to increase the extant limit on individual housing loans from Rs.25 lakh to a maximum of Rs.50 lakh in respect of Tier-II UCBs, subject to certain conditions.
(f) Information Technology Support to UCBs
214. As proposed in the Mid-Term Review of October 2007 and in pursuance of commitments made under the Memoranda of Understanding (MoUs) signed with various State Governments and the Central Government, a Working Group (Chairman: Shri R.Gandhi) was constituted comprising representatives of the Reserve Bank, State Governments and the UCBs to examine various areas where IT support could be provided by the Reserve Bank. The Group submitted its report on April 17, 2008 which is under consideration.
Non-Banking Financial Companies
Financial Regulation of Systemically Important NBFCs:
Review of Prudential Regulations

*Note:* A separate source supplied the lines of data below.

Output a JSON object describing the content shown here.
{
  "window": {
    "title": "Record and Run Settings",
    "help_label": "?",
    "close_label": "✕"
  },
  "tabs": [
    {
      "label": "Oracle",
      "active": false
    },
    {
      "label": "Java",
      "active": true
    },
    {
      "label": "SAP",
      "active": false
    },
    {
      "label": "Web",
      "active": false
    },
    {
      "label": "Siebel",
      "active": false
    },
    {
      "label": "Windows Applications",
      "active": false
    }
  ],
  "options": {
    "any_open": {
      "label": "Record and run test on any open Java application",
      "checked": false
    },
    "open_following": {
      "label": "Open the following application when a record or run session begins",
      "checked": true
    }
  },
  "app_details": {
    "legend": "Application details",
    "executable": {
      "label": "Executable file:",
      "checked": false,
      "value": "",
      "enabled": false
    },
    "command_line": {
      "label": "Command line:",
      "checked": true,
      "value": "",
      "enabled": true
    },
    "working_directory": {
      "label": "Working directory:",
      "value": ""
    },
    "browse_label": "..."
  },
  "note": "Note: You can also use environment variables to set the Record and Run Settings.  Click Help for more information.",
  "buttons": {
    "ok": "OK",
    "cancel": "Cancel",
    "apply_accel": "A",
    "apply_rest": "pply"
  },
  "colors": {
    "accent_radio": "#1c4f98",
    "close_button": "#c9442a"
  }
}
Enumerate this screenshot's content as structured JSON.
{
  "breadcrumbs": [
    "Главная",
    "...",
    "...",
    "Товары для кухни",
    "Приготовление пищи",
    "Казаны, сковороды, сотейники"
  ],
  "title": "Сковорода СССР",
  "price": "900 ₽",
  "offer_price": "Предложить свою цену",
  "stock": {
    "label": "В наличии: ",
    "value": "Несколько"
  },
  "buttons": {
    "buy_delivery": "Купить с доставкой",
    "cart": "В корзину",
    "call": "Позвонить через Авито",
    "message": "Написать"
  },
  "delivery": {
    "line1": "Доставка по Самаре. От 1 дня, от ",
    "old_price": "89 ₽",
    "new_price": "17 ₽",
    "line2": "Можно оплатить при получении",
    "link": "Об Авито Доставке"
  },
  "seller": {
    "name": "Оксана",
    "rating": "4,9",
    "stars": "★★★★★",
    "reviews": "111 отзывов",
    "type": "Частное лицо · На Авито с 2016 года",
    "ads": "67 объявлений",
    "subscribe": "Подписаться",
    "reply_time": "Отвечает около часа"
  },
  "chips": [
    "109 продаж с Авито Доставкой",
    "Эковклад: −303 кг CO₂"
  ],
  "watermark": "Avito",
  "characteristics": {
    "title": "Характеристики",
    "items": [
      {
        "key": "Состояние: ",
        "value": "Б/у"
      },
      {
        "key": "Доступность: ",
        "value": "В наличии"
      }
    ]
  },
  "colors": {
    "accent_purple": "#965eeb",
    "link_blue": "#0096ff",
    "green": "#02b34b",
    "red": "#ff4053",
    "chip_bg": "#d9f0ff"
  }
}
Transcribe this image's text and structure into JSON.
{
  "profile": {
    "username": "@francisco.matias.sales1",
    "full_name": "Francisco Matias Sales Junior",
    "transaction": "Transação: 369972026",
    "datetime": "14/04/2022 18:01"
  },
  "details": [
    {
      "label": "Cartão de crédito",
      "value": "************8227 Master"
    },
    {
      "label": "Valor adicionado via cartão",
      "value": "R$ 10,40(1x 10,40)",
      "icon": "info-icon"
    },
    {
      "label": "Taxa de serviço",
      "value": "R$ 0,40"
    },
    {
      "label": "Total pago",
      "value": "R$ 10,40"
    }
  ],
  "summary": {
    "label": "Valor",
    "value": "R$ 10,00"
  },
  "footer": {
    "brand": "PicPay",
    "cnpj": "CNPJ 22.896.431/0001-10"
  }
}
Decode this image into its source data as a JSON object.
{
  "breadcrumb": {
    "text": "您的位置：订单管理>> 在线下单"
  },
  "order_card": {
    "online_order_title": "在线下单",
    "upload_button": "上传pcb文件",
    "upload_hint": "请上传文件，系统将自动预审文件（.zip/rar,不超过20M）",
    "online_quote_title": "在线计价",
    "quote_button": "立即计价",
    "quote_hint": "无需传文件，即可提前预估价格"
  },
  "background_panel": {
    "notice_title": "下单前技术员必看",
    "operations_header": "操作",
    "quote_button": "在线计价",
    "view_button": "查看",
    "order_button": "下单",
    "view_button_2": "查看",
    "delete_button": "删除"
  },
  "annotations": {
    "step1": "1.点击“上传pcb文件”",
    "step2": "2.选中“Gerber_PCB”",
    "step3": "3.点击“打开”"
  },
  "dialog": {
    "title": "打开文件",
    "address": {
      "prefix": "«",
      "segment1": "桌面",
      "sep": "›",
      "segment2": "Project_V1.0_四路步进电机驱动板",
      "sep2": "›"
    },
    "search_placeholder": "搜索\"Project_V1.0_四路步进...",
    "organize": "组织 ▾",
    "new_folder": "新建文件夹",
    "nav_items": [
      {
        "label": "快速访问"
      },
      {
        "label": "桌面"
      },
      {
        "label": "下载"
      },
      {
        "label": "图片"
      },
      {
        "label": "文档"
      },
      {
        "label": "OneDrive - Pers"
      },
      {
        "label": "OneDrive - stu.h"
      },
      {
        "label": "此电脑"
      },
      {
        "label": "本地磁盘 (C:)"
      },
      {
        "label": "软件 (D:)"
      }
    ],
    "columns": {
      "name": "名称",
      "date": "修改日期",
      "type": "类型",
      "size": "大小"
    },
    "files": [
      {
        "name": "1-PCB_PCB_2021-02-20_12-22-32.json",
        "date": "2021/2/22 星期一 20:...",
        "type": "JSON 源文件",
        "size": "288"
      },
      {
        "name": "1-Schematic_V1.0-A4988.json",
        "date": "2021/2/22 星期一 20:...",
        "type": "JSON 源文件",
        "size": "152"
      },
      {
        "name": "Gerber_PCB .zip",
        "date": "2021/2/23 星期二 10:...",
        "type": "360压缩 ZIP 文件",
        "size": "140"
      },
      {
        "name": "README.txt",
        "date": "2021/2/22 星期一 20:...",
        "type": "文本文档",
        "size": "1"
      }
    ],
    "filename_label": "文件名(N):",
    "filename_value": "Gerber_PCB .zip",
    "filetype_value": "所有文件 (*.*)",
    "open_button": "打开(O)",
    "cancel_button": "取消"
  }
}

215. In 2006, regulatory guidelines covering the prudential norms for systemically important NBFCs and banks' relationship with them were put in place. The Reserve Bank has been monitoring the functioning of systemically important NBFCs and banks' exposure to them.
216. It is observed that many systemically important non-deposit taking NBFCs are highly leveraged and use short-term sources to fund their activities. In the light of international developments and increasing bank exposure to these systemically important NBFCs, it has now been decided to review the regulations in respect of capital adequacy, liquidity and disclosure norms. Revised instructions will be issued by May 31, 2008.
Committee on Financial Sector Assessment: Developments
217. The Mid-Term Review of October 2007 had outlined the progress made by the Committee on Financial Sector Assessment (CFSA) (Chairman: Dr.Rakesh Mohan; Co-Chairman: Dr.D.Subbarao). Since then, the four Advisory Panels constituted by the Committee covering Financial Stability Assessment and Stress Testing, assessment of relevant international standards and codes as applicable to Financial Regulation and Supervision, Institutions and Market Structure and Transparency Standards have prepared their draft reports and these reports have been sent to external peer reviewers in relevant subject areas. The comments from the peer reviewers on five out of eleven reports have already been received. Two external experts have also been undertaking an overarching review of all draft reports. The peer reviews are expected to be completed by May 2008 and the CFSA has proposed a two-day seminar in Mumbai for closer interaction with peer reviewers. The reports of the CFSA as also those of Advisory Panels are expected to be finalised by end-June 2008 and will be placed thereafter on the Reserve Bank's website.
218. A review of the Annual Statement on Developmental and Regulatory Policies will be undertaken on October 24, 2008.
Click Here For Highlights of Annual Policy Statement for the Year 2008-09